When creating websites for our clients, many times we’re asked about the work involved in maintaining and updating the site. Here at customedialabs, we’ve built a lot of websites based on some of the hundreds of Contact Management Systems (CMS) out there. We are always following their progress to ensure they continue to meet the [...]
When creating websites for our clients, many times we’re asked about the work involved in maintaining and updating the site. Here at customedialabs, we’ve built a lot of websites based on some of the hundreds of Contact Management Systems (CMS) out there. We are always following their progress to ensure they continue to meet the needs of each client.
Most of our websites have been built on one of those CMSs, which is TYPO3. TYPO3 is an Open Source CMS that has a very large community and has evolved a lot within the past 7 years that I’ve been working with it. Back then, I remember working on its 3.5 version. Now, when I compare it with the latest 4.7 version that was released recently, I can see the huge differences between the two.
In the past, TYPO3 had a longer learning curve than its newest versions, but i feel very happy for sticking with it, considering its evolution over the last few years.

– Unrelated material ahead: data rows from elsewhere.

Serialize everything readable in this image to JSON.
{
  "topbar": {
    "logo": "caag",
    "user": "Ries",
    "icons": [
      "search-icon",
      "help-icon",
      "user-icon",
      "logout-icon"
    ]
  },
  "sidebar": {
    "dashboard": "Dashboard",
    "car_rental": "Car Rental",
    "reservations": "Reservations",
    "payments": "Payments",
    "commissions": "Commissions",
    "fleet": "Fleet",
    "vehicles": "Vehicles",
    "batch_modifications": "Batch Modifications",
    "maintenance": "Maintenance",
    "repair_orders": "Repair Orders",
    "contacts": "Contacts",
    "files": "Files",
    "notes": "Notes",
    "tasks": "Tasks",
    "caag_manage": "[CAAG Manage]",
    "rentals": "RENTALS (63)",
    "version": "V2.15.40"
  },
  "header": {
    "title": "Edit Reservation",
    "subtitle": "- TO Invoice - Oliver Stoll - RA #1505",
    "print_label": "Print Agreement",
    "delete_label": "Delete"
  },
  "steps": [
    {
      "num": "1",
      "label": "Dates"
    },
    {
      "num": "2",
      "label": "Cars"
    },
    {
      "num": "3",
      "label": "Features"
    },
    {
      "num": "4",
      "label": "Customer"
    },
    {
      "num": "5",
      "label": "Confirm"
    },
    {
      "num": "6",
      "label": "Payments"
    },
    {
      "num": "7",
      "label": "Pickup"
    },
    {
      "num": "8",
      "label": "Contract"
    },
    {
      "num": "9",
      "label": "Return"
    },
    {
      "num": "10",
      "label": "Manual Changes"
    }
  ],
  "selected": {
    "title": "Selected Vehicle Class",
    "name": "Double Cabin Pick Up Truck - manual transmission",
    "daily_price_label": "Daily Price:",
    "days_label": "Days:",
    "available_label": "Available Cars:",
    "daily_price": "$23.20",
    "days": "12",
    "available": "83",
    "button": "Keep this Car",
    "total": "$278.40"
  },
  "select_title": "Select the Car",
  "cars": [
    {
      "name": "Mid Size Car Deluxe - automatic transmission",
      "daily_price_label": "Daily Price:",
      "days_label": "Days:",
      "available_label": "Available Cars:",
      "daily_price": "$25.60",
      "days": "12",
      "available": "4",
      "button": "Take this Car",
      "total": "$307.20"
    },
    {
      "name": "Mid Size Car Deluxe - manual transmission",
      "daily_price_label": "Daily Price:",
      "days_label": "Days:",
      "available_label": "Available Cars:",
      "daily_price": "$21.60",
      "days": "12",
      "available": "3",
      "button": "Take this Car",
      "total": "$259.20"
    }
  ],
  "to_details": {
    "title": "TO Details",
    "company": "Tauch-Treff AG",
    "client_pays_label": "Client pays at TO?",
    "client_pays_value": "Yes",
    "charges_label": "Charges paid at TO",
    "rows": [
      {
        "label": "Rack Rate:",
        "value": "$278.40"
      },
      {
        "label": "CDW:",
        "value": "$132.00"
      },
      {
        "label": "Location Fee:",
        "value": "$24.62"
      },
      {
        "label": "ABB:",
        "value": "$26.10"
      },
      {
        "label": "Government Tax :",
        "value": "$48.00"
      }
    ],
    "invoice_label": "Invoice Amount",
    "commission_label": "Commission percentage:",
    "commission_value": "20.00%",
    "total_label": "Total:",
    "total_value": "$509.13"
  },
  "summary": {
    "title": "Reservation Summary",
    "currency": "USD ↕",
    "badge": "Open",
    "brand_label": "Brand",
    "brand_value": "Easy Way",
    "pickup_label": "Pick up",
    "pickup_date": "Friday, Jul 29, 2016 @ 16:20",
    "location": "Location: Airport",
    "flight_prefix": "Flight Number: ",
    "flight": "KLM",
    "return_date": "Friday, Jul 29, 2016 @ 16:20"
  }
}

As an open source CMS, there were a lot of missing features, and several things that had not been implemented correctly, but it also had several advantages like workspaces, advanced caching and well-structured content that made it stand apart from the competition.
AN OPEN SOURCE CMS
The great thing about an open source CMS is that you are able to make your own code changes and customize them according to your and your clients’ needs. One of the basic things that we didn’t like in the previous versions of TYPO3, from 3.5 to 4.0, was the backend user Interface, which was cluttered, complex and completely at odds with the clean, simplistic web designs from our creative team.
In order to make it easier for our clients to update their content, customedialabs worked on creating a new skin for TYPO3, and we developed that as a TYPO3 extension. The outcome was very good and we packed that skin on all our installations. I remember a client asking me “Where did you find this skin? We saw the default skin of TYPO3 and we didn’t like it.” The answer was that the customedialabs TYPO3 Distribution has several improvements over the default TYPO3—and not only its skin.
So, for a few years we were using that skin until the TYPO3 community spent lots of hours on improving the backend ser Interface. The outcome was very good. With all the improvements, TYPO3 stepped up a level. As we grow and our needs change, we need to be able to adjust to them. This is exactly what we like about TYPO3. It’s able to integrate all the things we need – as we need them.
A CLIENT EXAMPLE
Another good example of that is that when we developed a very large website for my favorite client so far, Museum of Science and Industry (MSI) in Chicago. We had the need for a lot of developers to work concurrently, which made us explore all possible solutions. Ultimately, we came up with the need to work on a Model-View-Controller (MVC) framework that produces well-structured code, is easily maintained and updated, and allows a lot of people to work on the same code concurrently—with the proper use of a source control system, of course!
The problem was that TYPO3 didn’t have a complete MVC framework integrated within it; only 2 extensions (lib/div) allowed a MVC architecture to be developed. This required a lot of coding on our side in order to produce the desired outcome, but we are very happy that we finally achieved that. The MSI showcase was also part of our presentation with my colleague Christine at the USA TYPO3 Conference in Dallas in 2010.
So, as TYPO3 is always integrating lots of new improvements in it, its community decided to develop a complete MVC Framework named FLOW3 that has been integrated within TYPO3 on its latest versions with the Ext base extension. This is a major improvement in TYPO3, allowing it to stand out even further from the competition, and naming itself justifiably an Enterprise Level Open Source CMS. Writing code now for several developers on our team is much easier for them than it was when they were developing with the non MVC way—the pibase way for those who know.
THE FUTURE OF TYPO3
These are a few big examples of how TYPO3 has evolved during the last few years, and why all of us at customedialabs are building most of our websites with it. TYPO3 has already announced several new features that will be integrated in the future, a very important one being the ability to store and manage assets on the cloud.
Stay tuned and we will reveal more of our TYPO3 expertise in the future!
Head of Backend Development